Even with the success of the last three years, I still struggle to see myself as a great photographer as I am constantly comparing my work to the top .01%. There were times where there were dips in clients and even with the pandemic, I sometimes wondered if I was doing the right thing. After the ups and downs of these first few years, I can certainly see why some good photographers might give up. I am so fortunate to have an amazing wife who believes in me and made it possible to continue during those downtimes. Erika believed in my abilities and gave me the time and space to pick back up and move on when things in this field got tough. Without that kind of unfailing encouragement and support during those tough months, I know I wouldn’t be where I am today.
Thanks – so what else should our readers know about your work and what you’re currently focused on?
I specialize in architecture and design. Within that, my aesthetic is soft, natural, and real. I’m not going for high contrast or flashy, my goal is to capture the feeling of the space rather than trying to document the space. What is ironic is the amount of work that must go into making it look as natural as walking into a space and snapping a photo. With my photos, the realism I offer is what sets me apart. What sets me apart as an individual is my flexibility. I understand the need to deliver a product that captures the true aesthetic of the design from the rich designs of historical structures to the mood of the modern. I am a natural collaborator, working with my clients to artistically capture the design that they created.
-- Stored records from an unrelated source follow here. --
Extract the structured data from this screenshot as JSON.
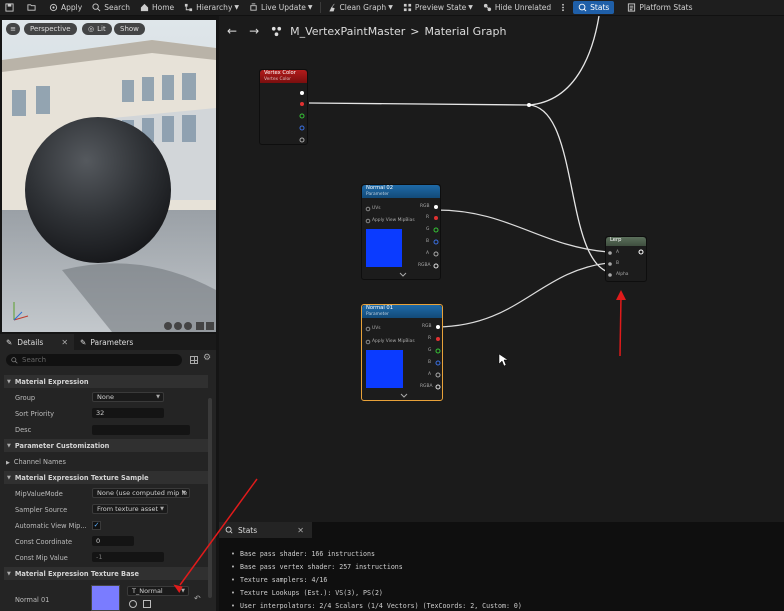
{
  "toolbar": {
    "apply": "Apply",
    "search": "Search",
    "home": "Home",
    "hierarchy": "Hierarchy",
    "live_update": "Live Update",
    "clean_graph": "Clean Graph",
    "preview_state": "Preview State",
    "hide_unrelated": "Hide Unrelated",
    "stats": "Stats",
    "platform_stats": "Platform Stats"
  },
  "viewport": {
    "perspective": "Perspective",
    "lit": "Lit",
    "show": "Show"
  },
  "details": {
    "tab_details": "Details",
    "tab_parameters": "Parameters",
    "search_placeholder": "Search",
    "sec_material_expression": "Material Expression",
    "group_label": "Group",
    "group_value": "None",
    "sort_priority_label": "Sort Priority",
    "sort_priority_value": "32",
    "desc_label": "Desc",
    "sec_parameter_customization": "Parameter Customization",
    "channel_names": "Channel Names",
    "sec_texture_sample": "Material Expression Texture Sample",
    "mip_mode_label": "MipValueMode",
    "mip_mode_value": "None (use computed mip le",
    "sampler_source_label": "Sampler Source",
    "sampler_source_value": "From texture asset",
    "auto_view_mip_label": "Automatic View Mip...",
    "const_coordinate_label": "Const Coordinate",
    "const_coordinate_value": "0",
    "const_mip_label": "Const Mip Value",
    "const_mip_value": "-1",
    "sec_texture_base": "Material Expression Texture Base",
    "normal01_label": "Normal 01",
    "texture_value": "T_Normal"
  },
  "graph": {
    "material_name": "M_VertexPaintMaster",
    "graph_name": "Material Graph",
    "vertex_color": {
      "title": "Vertex Color",
      "subtitle": "Vertex Color"
    },
    "normal02": {
      "title": "Normal 02",
      "subtitle": "Parameter"
    },
    "normal01": {
      "title": "Normal 01",
      "subtitle": "Parameter"
    },
    "uvs": "UVs",
    "apply_view_mip": "Apply View MipBias",
    "pins": {
      "rgb": "RGB",
      "r": "R",
      "g": "G",
      "b": "B",
      "a": "A",
      "rgba": "RGBA",
      "alpha": "Alpha"
    },
    "lerp": "Lerp"
  },
  "stats": {
    "tab": "Stats",
    "lines": [
      "Base pass shader: 166 instructions",
      "Base pass vertex shader: 257 instructions",
      "Texture samplers: 4/16",
      "Texture Lookups (Est.): VS(3), PS(2)",
      "User interpolators: 2/4 Scalars (1/4 Vectors) (TexCoords: 2, Custom: 0)"
    ]
  },
  "colors": {
    "accent": "#1f5fa8",
    "node_selected": "#e8a23a",
    "annotation_arrow": "#e01b1b",
    "texture_preview": "#0b3bff"
  }
}
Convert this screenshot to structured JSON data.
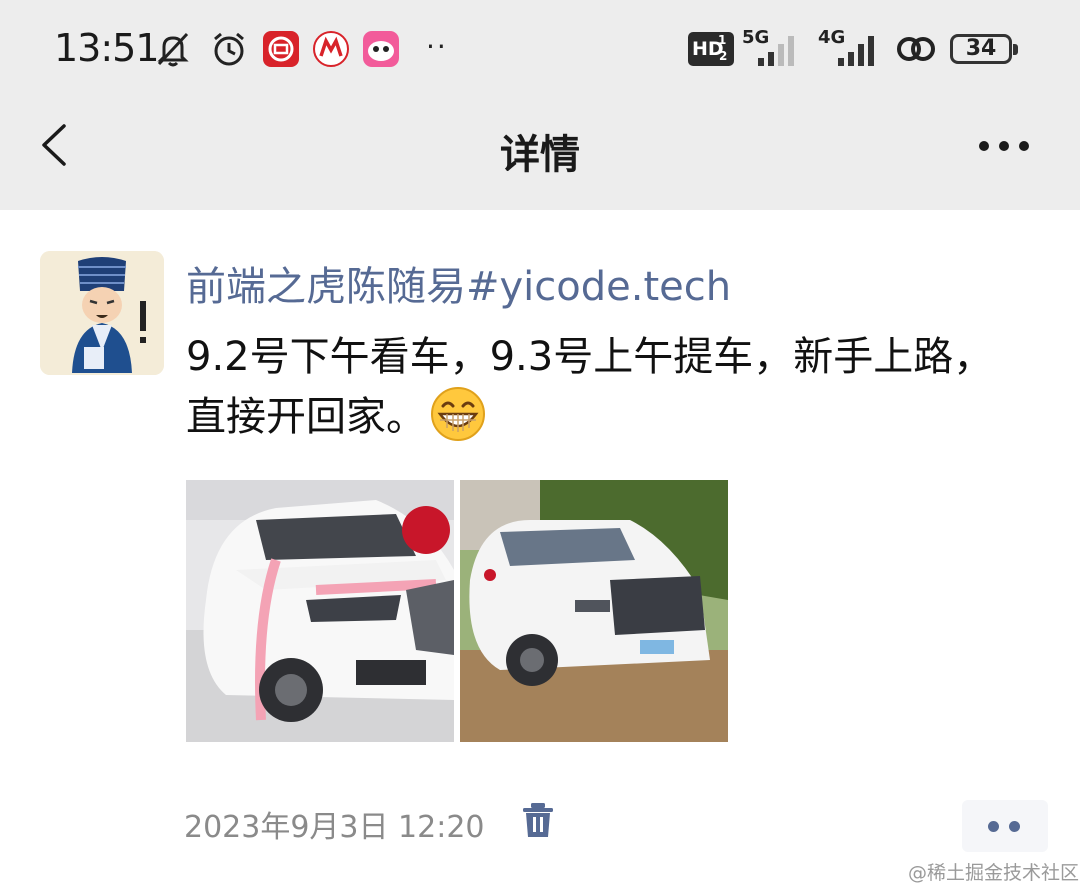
{
  "status_bar": {
    "time": "13:51",
    "icons": [
      "mute-icon",
      "alarm-icon",
      "bank-app-icon",
      "cmb-app-icon",
      "game-app-icon"
    ],
    "more_indicator": "··",
    "hd_label": "HD",
    "hd_sub": "1",
    "hd_sub2": "2",
    "network_1": "5G",
    "network_2": "4G",
    "battery": "34"
  },
  "nav": {
    "title": "详情"
  },
  "post": {
    "author": "前端之虎陈随易#yicode.tech",
    "text": "9.2号下午看车，9.3号上午提车，新手上路，直接开回家。",
    "emoji": "grinning-face-icon",
    "photos": [
      "car-photo-showroom",
      "car-photo-outdoor"
    ],
    "time": "2023年9月3日 12:20"
  },
  "colors": {
    "link": "#566a94",
    "bar_bg": "#ededed"
  },
  "watermark": "@稀土掘金技术社区"
}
My clients depend on me to convey the intent of their design on everything from a grand entry façade all the way to the little details and textures that give a space life.
I spend a lot of time with the designers, sometimes up to 12 hours getting the blueprint of the work that needs to be done. To work with people in that way you have to be able to make it fun so I pride myself on my relaxed yet productive approach. There’s a lot of trust that designers put in me to translate their art to another medium, and that is so cool.
What was your favorite childhood memory?
I was a class clown in school but I walked that line between acting up; very ornery but very likable. I somehow finessed being disruptive but respectful at the same time. Senior year, my teacher allowed me to sit on the floor instead of my desk in a bargain to get me to stop talking. I was always somewhere between annoying and charming. As a kid, I tended to deep dive into activities full force and marinate in them for about two years at a time, learn as much as I could, squeeze everything out of it and then I would exhaust it and move onto the next thing I wanted to become obsessed with. I have very fond memories of an art teacher in Jr High; every two weeks or so we would have a new art project in this class and I would get overly involved on some projects and virtually ignore the ones I wasn’t hyper-focused on. This teacher understood this and let me prorate my grade based off of 4 projects a year.
Once I spent 4 months creating a 3ft papier-mache goblin. I don’t know now why I chose a goblin; I must have just thought it was cool. My teacher allowed me the space to fully absorb myself into these projects which set me up to be able to do the same in my adult creative life. In architectural photography, you don’t say, “good enough.” There must be excellence and that takes full absorption into the project you are working on. Thank you, Mrs. Preston!
Mom hated the goblin, so after living in my room for 6 months he got banished to the garage where she silently disposed of it sometime in the dark of night.